A solar eclipse is one of the biggest wonders that our planet offers us. It is an event that pretty much everyone would want to pay attention to, but did you know that staring directly at a solar eclipse can be very dangerous? People that think just because a solar eclipse involves the sun being a little darker than it usually is then it is safe to look at it, but the radiation that extends outwards from the sun is still present. Why then do you need to look at it? Can you use welding goggles to view a solar eclipse?
Indeed, you could potentially cause permanent damage to your eyes if you stare at a solar eclipse with the naked eye. A lot of people think that you can wear sunglasses instead. It is important that you realize that sunglasses aren’t going to do much to help you either. Indeed they could potentially cause vast amounts of damage as well because you might end up looking at the solar eclipse for an even longer period thinking that your eyes are now protected from the potential damage that the sun could end up causing it.
The moon has always been our nighttime guardian. It has been a source of poetry and music. We tend to make art about the moon because it seems so mysterious as it illuminates the night sky. Hence, it is fair to say that humanity has for centuries been asking the question: how long will it take to get to the moon? After all, when you see something as enchanting as the moon, you want to get as close to it as possible. Well, the answer to that question is a bit more complicated than you think.
The Distance We’d Have to Travel

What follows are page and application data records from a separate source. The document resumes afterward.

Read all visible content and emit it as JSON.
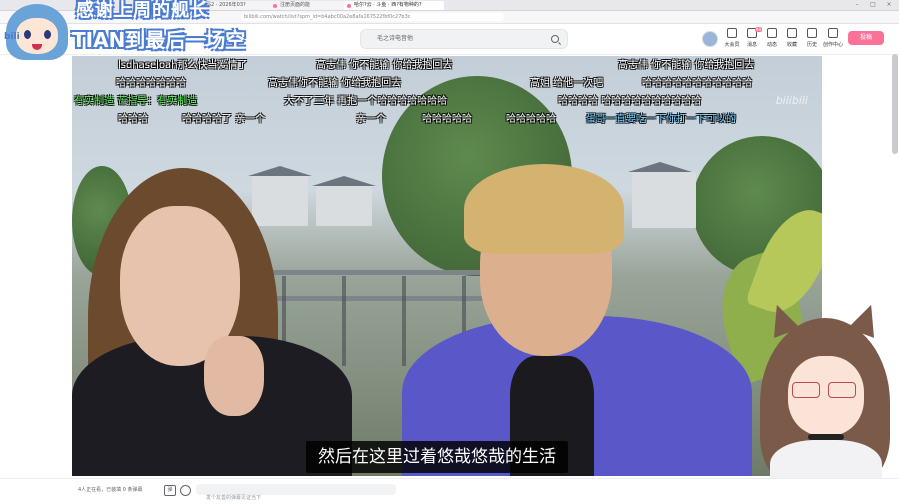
{
  "browser": {
    "tabs": [
      {
        "label": "码2 · 2026年03?",
        "active": false
      },
      {
        "label": "注册页面的能",
        "active": false
      },
      {
        "label": "哈尔?云 · 斗鱼 · 西?有物种的?",
        "active": true
      }
    ],
    "url": "bilibili.com/watch/list?spm_id=b4abc00a2e8afa167522fbf0c27b3c"
  },
  "header": {
    "search_placeholder": "毛之诗电音他",
    "nav": [
      {
        "label": "大会员",
        "badge": ""
      },
      {
        "label": "消息",
        "badge": "99"
      },
      {
        "label": "动态",
        "badge": ""
      },
      {
        "label": "收藏",
        "badge": ""
      },
      {
        "label": "历史",
        "badge": ""
      },
      {
        "label": "创作中心",
        "badge": ""
      }
    ],
    "post_button": "投稿"
  },
  "overlay": {
    "banner_title": "感谢上周的舰长",
    "banner_sub": "TIAN到最后一场空",
    "logo_text": "bili"
  },
  "video": {
    "watermark": "bilibili",
    "subtitle": "然后在这里过着悠哉悠哉的生活",
    "danmaku": [
      {
        "text": "lsdhaseloah那么快当爱情了",
        "row": 0,
        "color": "white"
      },
      {
        "text": "高志伟  你不能输  你给我抱回去",
        "row": 0,
        "color": "white"
      },
      {
        "text": "高志伟  你不能输  你给我抱回去",
        "row": 0,
        "color": "white"
      },
      {
        "text": "哈哈哈哈哈哈哈",
        "row": 1,
        "color": "white"
      },
      {
        "text": "高志伟你不能输  你给我抱回去",
        "row": 1,
        "color": "white"
      },
      {
        "text": "高姐  给他一次吧",
        "row": 1,
        "color": "white"
      },
      {
        "text": "哈哈哈哈哈哈哈哈哈哈哈",
        "row": 1,
        "color": "white"
      },
      {
        "text": "有实制造  芒指导：有实制造",
        "row": 2,
        "color": "green"
      },
      {
        "text": "大不了三年  再抱一个哈哈哈哈哈哈哈",
        "row": 2,
        "color": "white"
      },
      {
        "text": "哈哈哈哈  哈哈哈哈哈哈哈哈哈哈",
        "row": 2,
        "color": "white"
      },
      {
        "text": "哈哈哈",
        "row": 3,
        "color": "white"
      },
      {
        "text": "哈哈哈哈了  亲一个",
        "row": 3,
        "color": "white"
      },
      {
        "text": "亲一个",
        "row": 3,
        "color": "white"
      },
      {
        "text": "哈哈哈哈哈",
        "row": 3,
        "color": "white"
      },
      {
        "text": "哈哈哈哈哈",
        "row": 3,
        "color": "white"
      },
      {
        "text": "蛋哥一直要吃一下你打一下可以的",
        "row": 3,
        "color": "blue"
      }
    ]
  },
  "bottom": {
    "viewer_info": "4人正在看，已装填 0 条弹幕",
    "danmaku_toggle_label": "弹",
    "danmaku_placeholder": "发个友善的弹幕见证当下"
  },
  "colors": {
    "brand_pink": "#fb7299",
    "banner_outline": "#4a7bd1",
    "jacket_purple": "#5a57c9"
  }
}
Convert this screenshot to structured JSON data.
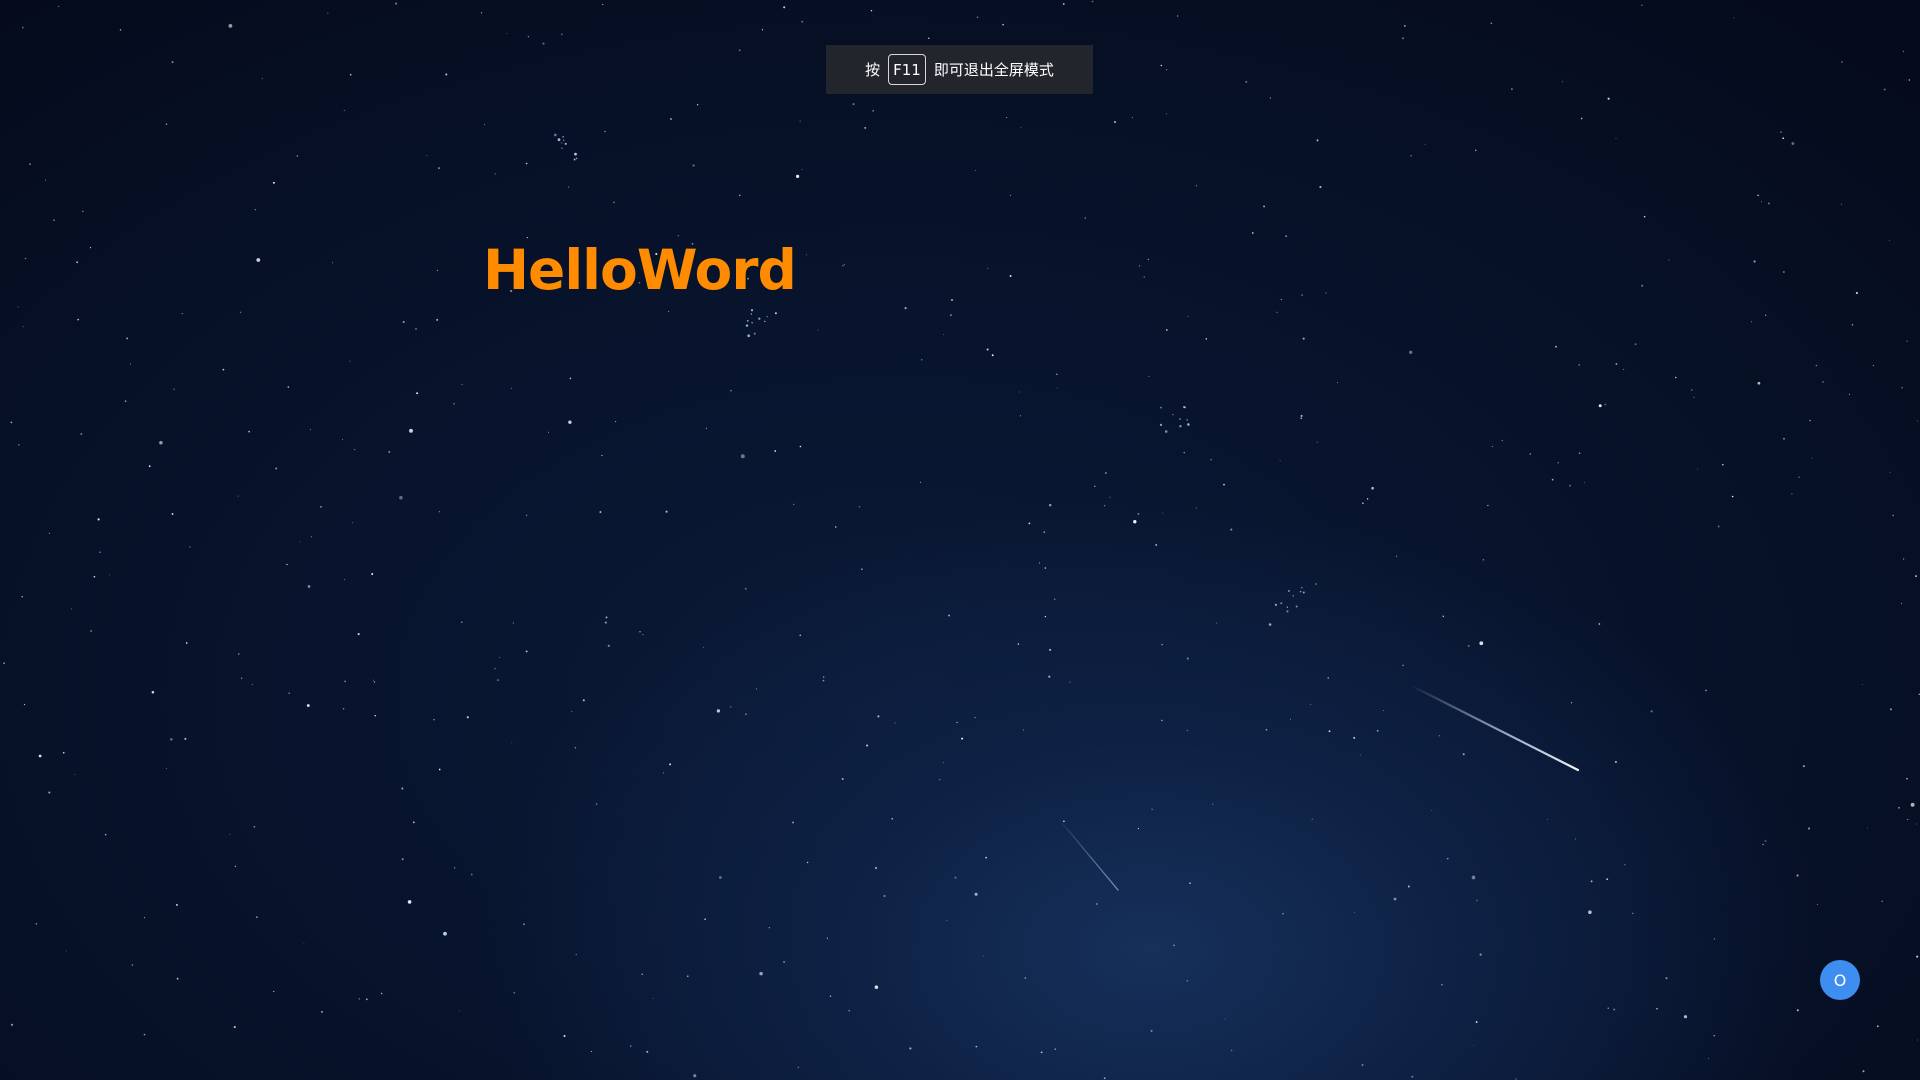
{
  "toast": {
    "prefix": "按",
    "key": "F11",
    "suffix": "即可退出全屏模式"
  },
  "page": {
    "title": "HelloWord"
  },
  "float_button": {
    "label": "O"
  },
  "colors": {
    "title": "#ff8c00",
    "float_button": "#3d8ef0",
    "toast_bg": "#22262c",
    "sky_dark": "#050b1c",
    "sky_glow": "#16305a"
  }
}
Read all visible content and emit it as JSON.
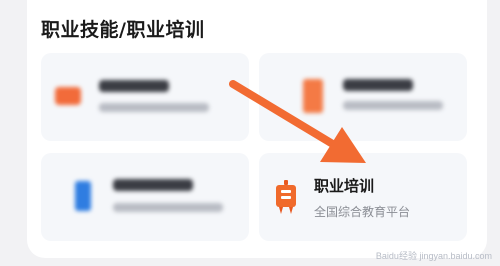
{
  "section": {
    "title": "职业技能/职业培训"
  },
  "cards": [
    {
      "icon": "blurred-orange-icon",
      "state": "blurred"
    },
    {
      "icon": "blurred-orange-icon",
      "state": "blurred"
    },
    {
      "icon": "blurred-blue-icon",
      "state": "blurred"
    },
    {
      "icon": "training-icon",
      "title": "职业培训",
      "subtitle": "全国综合教育平台"
    }
  ],
  "watermark": {
    "text": "Baidu经验 jingyan.baidu.com"
  },
  "colors": {
    "accent_orange": "#f06a2b",
    "arrow": "#f26b32",
    "card_bg": "#f5f7fa",
    "page_bg": "#f2f2f4"
  }
}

To start with, we need to know how far away the moon is. If you try to calculate this, you will immediately begin to see why ascertaining the amount of time it would take to reach the moon is so difficult. This is because the distance of the Moon from the Earth tends to change according to its position in orbit. The lunar orbit isn’t a perfect circle. It’s elliptical which means that sometimes the moon is further away than at other points, this is actually what causes the tides because when the moon is closer, its gravity begins to impact the Earth’s oceans and pull them away from the shore.